The importance of parental support in Harry Potter & the Philosopher's Stone versus Angus, Thongs and Full-Frontal Snogging.
Role models are individuals who inspire others by the decisions they make or the actions they pursue. Parents may be a prime example of role models as they have the capability of displaying virtues of love, strength and friendship throughout a child's life. However, in many cases when these virtues are not apparent amongst the parental figures, other means of inspiration are sought. Louise Rennison's "Angus, Thongs and Full-Frontal Snogging" and J.K. Rowling's "Harry Potter, and the Philosopher's Stone" are both novels that portray parental figures throughout their plots. These characters serve to reinforce the importance of supporting a child through his or her upbringing in order to positively affect the development of the child.
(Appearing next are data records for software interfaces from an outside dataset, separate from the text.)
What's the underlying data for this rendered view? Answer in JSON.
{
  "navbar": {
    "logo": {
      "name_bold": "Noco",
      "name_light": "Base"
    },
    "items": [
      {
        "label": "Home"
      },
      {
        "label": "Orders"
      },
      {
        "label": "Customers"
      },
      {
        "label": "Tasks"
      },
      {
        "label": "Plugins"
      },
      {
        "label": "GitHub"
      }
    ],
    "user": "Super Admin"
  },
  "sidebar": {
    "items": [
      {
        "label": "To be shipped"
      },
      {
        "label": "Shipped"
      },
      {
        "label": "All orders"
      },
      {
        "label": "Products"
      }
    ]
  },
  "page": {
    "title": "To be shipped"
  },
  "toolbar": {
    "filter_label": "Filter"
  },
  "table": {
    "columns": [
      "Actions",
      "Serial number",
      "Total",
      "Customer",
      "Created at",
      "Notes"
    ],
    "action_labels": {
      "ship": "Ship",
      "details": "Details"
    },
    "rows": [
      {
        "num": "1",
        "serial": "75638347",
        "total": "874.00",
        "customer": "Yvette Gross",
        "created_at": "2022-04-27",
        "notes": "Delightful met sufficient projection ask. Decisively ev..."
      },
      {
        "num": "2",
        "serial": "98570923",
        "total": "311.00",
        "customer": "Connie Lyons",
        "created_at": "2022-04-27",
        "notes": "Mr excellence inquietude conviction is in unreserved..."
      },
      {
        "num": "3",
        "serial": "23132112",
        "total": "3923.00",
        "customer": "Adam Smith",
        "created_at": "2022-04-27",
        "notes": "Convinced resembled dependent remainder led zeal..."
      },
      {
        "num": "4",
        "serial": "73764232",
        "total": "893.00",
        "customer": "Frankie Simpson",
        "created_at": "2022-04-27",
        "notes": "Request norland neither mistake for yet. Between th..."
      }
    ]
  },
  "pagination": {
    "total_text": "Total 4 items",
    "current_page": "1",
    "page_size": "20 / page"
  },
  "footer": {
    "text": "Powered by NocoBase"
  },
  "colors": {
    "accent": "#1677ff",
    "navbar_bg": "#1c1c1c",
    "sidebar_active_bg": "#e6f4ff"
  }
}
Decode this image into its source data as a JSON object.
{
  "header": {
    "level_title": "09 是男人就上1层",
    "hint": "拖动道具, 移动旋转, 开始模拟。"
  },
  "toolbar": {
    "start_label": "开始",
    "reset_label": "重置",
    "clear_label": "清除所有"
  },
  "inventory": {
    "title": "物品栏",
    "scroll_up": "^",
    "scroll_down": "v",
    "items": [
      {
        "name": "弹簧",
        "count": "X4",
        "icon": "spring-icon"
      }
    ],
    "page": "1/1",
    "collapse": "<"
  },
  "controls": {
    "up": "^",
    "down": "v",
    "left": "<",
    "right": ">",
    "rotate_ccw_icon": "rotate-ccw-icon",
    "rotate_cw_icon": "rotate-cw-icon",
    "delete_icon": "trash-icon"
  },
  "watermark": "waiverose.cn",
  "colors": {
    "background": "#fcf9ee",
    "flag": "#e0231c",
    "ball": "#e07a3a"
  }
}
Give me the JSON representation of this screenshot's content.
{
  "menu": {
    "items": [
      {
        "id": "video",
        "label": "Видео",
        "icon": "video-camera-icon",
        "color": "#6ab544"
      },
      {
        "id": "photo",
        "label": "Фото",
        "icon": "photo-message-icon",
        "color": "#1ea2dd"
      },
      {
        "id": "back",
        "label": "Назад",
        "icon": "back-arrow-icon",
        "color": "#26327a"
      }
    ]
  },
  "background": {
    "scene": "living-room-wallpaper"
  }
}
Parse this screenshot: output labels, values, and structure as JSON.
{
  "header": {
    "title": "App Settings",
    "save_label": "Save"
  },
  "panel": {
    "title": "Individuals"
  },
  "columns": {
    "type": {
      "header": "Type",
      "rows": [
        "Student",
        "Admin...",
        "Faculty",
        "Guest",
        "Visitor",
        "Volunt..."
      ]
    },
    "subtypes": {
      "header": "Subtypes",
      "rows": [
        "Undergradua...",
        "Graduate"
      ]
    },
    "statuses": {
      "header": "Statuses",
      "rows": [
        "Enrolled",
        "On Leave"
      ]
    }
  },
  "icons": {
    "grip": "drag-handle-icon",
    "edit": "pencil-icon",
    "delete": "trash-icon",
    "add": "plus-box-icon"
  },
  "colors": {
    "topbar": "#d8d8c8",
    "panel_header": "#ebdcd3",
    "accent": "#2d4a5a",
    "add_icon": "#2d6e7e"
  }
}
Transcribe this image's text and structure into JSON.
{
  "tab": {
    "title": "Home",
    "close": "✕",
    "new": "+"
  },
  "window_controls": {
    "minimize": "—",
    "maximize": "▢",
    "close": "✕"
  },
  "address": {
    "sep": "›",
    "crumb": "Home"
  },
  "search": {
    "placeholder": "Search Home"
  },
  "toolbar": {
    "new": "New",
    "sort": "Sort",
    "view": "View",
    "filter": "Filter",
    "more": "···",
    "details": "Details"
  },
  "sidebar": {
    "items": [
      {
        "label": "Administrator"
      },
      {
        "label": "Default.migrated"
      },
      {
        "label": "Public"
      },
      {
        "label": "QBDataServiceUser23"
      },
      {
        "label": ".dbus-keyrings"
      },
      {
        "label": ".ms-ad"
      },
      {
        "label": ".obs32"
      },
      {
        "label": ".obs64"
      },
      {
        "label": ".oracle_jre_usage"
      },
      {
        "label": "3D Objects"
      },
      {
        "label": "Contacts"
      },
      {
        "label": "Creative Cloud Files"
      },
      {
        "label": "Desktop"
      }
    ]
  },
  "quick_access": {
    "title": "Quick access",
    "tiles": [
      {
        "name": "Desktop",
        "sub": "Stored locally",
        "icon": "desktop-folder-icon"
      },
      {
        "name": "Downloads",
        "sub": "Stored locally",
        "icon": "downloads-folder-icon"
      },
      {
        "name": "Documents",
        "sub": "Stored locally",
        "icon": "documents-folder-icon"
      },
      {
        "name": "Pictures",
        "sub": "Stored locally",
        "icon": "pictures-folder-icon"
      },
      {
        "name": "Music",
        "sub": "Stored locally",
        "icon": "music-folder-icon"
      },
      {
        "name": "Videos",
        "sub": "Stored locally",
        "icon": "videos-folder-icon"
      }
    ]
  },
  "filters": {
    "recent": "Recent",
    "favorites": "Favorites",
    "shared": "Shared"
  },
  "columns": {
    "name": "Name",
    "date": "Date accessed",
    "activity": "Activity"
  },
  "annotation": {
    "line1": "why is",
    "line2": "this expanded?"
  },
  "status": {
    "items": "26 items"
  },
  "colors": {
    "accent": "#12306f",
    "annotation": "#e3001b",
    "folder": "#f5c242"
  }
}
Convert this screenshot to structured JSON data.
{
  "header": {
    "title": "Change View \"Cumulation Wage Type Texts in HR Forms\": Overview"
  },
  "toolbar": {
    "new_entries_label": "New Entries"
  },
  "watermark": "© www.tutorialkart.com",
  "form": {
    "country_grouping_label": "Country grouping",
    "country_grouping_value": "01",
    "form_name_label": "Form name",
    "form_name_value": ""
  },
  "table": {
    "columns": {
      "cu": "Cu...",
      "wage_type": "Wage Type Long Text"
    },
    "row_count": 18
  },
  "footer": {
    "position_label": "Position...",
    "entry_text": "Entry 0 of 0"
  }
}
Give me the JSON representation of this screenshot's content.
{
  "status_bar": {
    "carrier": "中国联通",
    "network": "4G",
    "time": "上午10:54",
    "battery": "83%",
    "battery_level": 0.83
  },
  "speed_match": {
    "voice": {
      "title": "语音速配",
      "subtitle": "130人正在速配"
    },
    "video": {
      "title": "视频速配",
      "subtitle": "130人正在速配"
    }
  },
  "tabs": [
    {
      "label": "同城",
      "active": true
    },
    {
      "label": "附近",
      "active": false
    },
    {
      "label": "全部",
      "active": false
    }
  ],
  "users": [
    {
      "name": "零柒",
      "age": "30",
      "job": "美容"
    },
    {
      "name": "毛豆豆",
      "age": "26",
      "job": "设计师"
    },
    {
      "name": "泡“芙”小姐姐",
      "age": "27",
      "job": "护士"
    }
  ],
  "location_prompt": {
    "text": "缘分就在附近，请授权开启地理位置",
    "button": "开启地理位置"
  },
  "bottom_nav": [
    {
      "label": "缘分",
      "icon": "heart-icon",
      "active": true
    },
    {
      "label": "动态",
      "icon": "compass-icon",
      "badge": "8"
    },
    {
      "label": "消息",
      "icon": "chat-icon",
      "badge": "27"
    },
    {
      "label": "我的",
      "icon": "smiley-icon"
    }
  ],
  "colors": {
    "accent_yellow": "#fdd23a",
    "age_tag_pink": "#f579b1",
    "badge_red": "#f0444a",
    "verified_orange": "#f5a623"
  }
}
A child must be loved unconditionally in order to help him or her to feel comfort and support throughout his or her life. In "Harry Potter, and the Philosopher's Stone", the parental roles are taken on by Harry Potter's aunt and uncle, Mr. and Mrs. Dursley. The love in the Dursley's home is unequally directed towards Harry's cousin Dudley, leaving Harry to feel marginalized and unworthy. "When he had been younger, Harry had dreamed and dreamed of some unknown relation coming to take him away, but it had never happened; the Dursley's were his only family. Yet sometimes he thought (or maybe hoped) that strangers they were, too" (Rowling 27). The lack of caring towards Harry within the Dursley's home illustrates what he had grown accustomed to his entire life. They had no compassion towards him and lacked in supporting him both physically and emotionally. It was clear that because Harry did not have the element of love within his life, he did not think of it as being important. Harry was not dependent on anyone because he paralleled the world to his parental figures, discomforting and unsupportive.